■ What is being asked
Produce a perfect copy of the listing, matching each line.
::::
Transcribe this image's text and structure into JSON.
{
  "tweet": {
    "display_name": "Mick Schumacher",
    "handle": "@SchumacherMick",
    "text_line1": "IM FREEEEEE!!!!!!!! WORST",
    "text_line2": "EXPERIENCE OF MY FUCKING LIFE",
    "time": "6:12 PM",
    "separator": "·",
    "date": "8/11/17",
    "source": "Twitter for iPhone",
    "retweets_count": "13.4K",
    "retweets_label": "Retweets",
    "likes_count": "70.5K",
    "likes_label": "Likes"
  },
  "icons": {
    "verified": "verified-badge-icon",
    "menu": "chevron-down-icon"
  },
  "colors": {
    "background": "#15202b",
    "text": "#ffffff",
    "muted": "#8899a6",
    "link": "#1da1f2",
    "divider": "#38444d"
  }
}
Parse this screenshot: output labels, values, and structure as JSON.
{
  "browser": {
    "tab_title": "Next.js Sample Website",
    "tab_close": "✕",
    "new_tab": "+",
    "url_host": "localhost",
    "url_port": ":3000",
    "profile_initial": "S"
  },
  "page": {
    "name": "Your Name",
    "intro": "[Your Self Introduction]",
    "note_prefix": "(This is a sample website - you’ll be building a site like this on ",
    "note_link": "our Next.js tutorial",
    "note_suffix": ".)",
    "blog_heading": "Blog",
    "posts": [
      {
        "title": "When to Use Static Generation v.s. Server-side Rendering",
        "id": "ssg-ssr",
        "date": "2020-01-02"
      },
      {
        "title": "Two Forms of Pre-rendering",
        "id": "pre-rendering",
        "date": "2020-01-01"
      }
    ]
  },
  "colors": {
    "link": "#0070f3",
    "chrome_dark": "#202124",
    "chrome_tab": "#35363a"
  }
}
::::
■ Solution to this task
Transcribe this image's text and structure into JSON.
{
  "tweet": {
    "display_name": "Mick Schumacher",
    "handle": "@SchumacherMick",
    "text_line1": "IM FREEEEEE!!!!!!!! WORST",
    "text_line2": "EXPERIENCE OF MY FUCKING LIFE",
    "time": "6:12 PM",
    "separator": "·",
    "date": "8/11/17",
    "source": "Twitter for iPhone",
    "retweets_count": "13.4K",
    "retweets_label": "Retweets",
    "likes_count": "70.5K",
    "likes_label": "Likes"
  },
  "icons": {
    "verified": "verified-badge-icon",
    "menu": "chevron-down-icon"
  },
  "colors": {
    "background": "#15202b",
    "text": "#ffffff",
    "muted": "#8899a6",
    "link": "#1da1f2",
    "divider": "#38444d"
  }
}
Parse this screenshot: output labels, values, and structure as JSON.
{
  "browser": {
    "tab_title": "Next.js Sample Website",
    "tab_close": "✕",
    "new_tab": "+",
    "url_host": "localhost",
    "url_port": ":3000",
    "profile_initial": "S"
  },
  "page": {
    "name": "Your Name",
    "intro": "[Your Self Introduction]",
    "note_prefix": "(This is a sample website - you’ll be building a site like this on ",
    "note_link": "our Next.js tutorial",
    "note_suffix": ".)",
    "blog_heading": "Blog",
    "posts": [
      {
        "title": "When to Use Static Generation v.s. Server-side Rendering",
        "id": "ssg-ssr",
        "date": "2020-01-02"
      },
      {
        "title": "Two Forms of Pre-rendering",
        "id": "pre-rendering",
        "date": "2020-01-01"
      }
    ]
  },
  "colors": {
    "link": "#0070f3",
    "chrome_dark": "#202124",
    "chrome_tab": "#35363a"
  }
}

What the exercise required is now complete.